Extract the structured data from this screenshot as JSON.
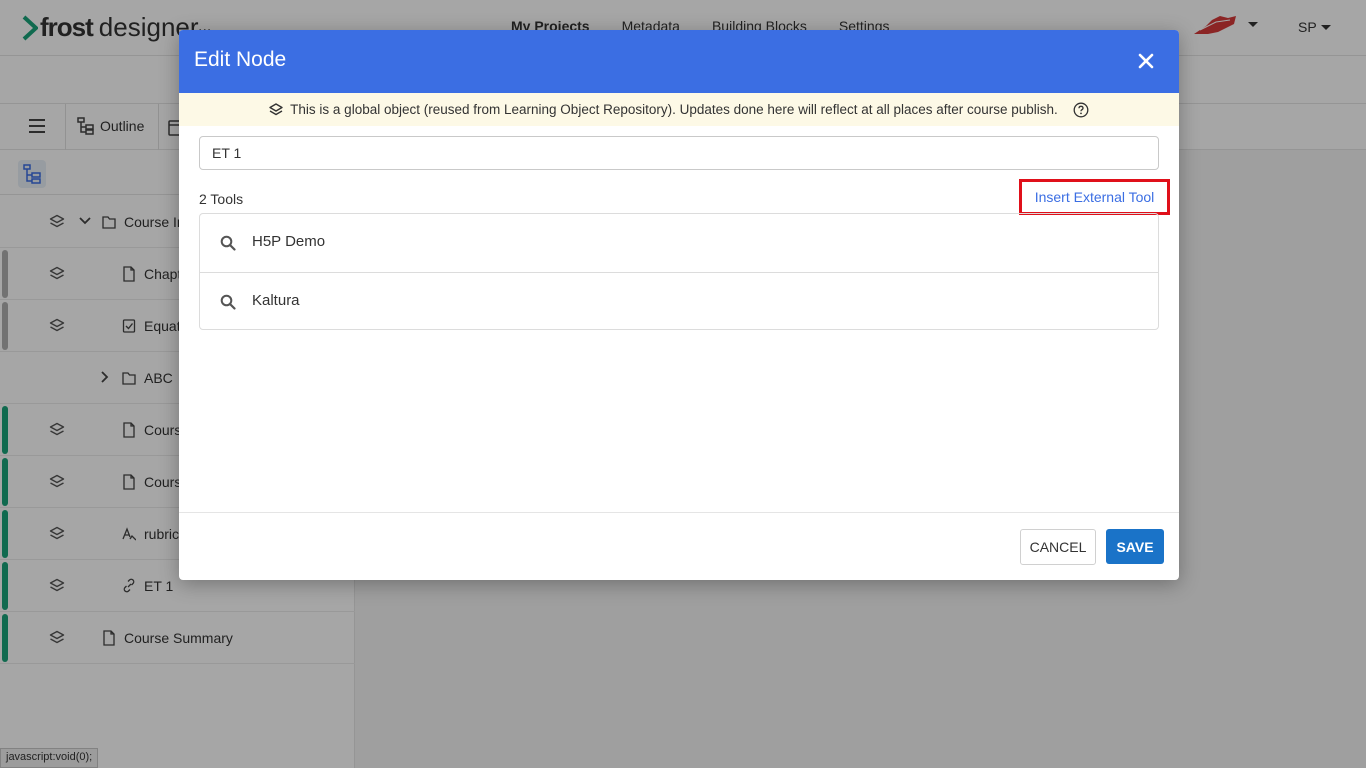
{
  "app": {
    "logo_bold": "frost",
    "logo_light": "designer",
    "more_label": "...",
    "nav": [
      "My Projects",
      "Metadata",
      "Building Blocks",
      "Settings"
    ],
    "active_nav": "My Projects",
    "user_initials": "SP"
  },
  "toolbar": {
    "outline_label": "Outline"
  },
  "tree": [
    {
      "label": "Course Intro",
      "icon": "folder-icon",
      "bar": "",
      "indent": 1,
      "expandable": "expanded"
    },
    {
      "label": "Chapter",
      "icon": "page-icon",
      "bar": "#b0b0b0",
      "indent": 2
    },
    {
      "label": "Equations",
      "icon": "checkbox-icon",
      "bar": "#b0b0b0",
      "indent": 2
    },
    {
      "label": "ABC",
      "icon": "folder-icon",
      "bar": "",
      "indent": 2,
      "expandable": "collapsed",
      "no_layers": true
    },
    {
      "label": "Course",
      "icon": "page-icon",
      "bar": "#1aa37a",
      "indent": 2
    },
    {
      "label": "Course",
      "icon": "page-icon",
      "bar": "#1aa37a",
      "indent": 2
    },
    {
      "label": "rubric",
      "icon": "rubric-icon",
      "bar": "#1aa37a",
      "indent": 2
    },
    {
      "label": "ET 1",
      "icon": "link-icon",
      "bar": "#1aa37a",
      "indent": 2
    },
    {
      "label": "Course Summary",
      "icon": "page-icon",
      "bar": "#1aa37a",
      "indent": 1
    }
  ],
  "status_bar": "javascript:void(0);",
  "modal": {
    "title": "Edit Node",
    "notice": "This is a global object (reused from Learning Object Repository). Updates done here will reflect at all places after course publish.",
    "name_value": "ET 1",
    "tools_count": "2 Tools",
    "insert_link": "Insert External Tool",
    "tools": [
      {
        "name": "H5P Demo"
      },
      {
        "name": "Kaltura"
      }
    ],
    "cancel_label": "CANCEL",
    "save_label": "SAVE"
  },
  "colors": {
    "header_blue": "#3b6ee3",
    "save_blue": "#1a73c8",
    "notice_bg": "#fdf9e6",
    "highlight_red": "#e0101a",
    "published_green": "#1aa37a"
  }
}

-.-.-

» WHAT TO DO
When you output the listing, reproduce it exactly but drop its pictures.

» RESULT
Extract the structured data from this screenshot as JSON.
{
  "app": {
    "logo_bold": "frost",
    "logo_light": "designer",
    "more_label": "...",
    "nav": [
      "My Projects",
      "Metadata",
      "Building Blocks",
      "Settings"
    ],
    "active_nav": "My Projects",
    "user_initials": "SP"
  },
  "toolbar": {
    "outline_label": "Outline"
  },
  "tree": [
    {
      "label": "Course Intro",
      "icon": "folder-icon",
      "bar": "",
      "indent": 1,
      "expandable": "expanded"
    },
    {
      "label": "Chapter",
      "icon": "page-icon",
      "bar": "#b0b0b0",
      "indent": 2
    },
    {
      "label": "Equations",
      "icon": "checkbox-icon",
      "bar": "#b0b0b0",
      "indent": 2
    },
    {
      "label": "ABC",
      "icon": "folder-icon",
      "bar": "",
      "indent": 2,
      "expandable": "collapsed",
      "no_layers": true
    },
    {
      "label": "Course",
      "icon": "page-icon",
      "bar": "#1aa37a",
      "indent": 2
    },
    {
      "label": "Course",
      "icon": "page-icon",
      "bar": "#1aa37a",
      "indent": 2
    },
    {
      "label": "rubric",
      "icon": "rubric-icon",
      "bar": "#1aa37a",
      "indent": 2
    },
    {
      "label": "ET 1",
      "icon": "link-icon",
      "bar": "#1aa37a",
      "indent": 2
    },
    {
      "label": "Course Summary",
      "icon": "page-icon",
      "bar": "#1aa37a",
      "indent": 1
    }
  ],
  "status_bar": "javascript:void(0);",
  "modal": {
    "title": "Edit Node",
    "notice": "This is a global object (reused from Learning Object Repository). Updates done here will reflect at all places after course publish.",
    "name_value": "ET 1",
    "tools_count": "2 Tools",
    "insert_link": "Insert External Tool",
    "tools": [
      {
        "name": "H5P Demo"
      },
      {
        "name": "Kaltura"
      }
    ],
    "cancel_label": "CANCEL",
    "save_label": "SAVE"
  },
  "colors": {
    "header_blue": "#3b6ee3",
    "save_blue": "#1a73c8",
    "notice_bg": "#fdf9e6",
    "highlight_red": "#e0101a",
    "published_green": "#1aa37a"
  }
}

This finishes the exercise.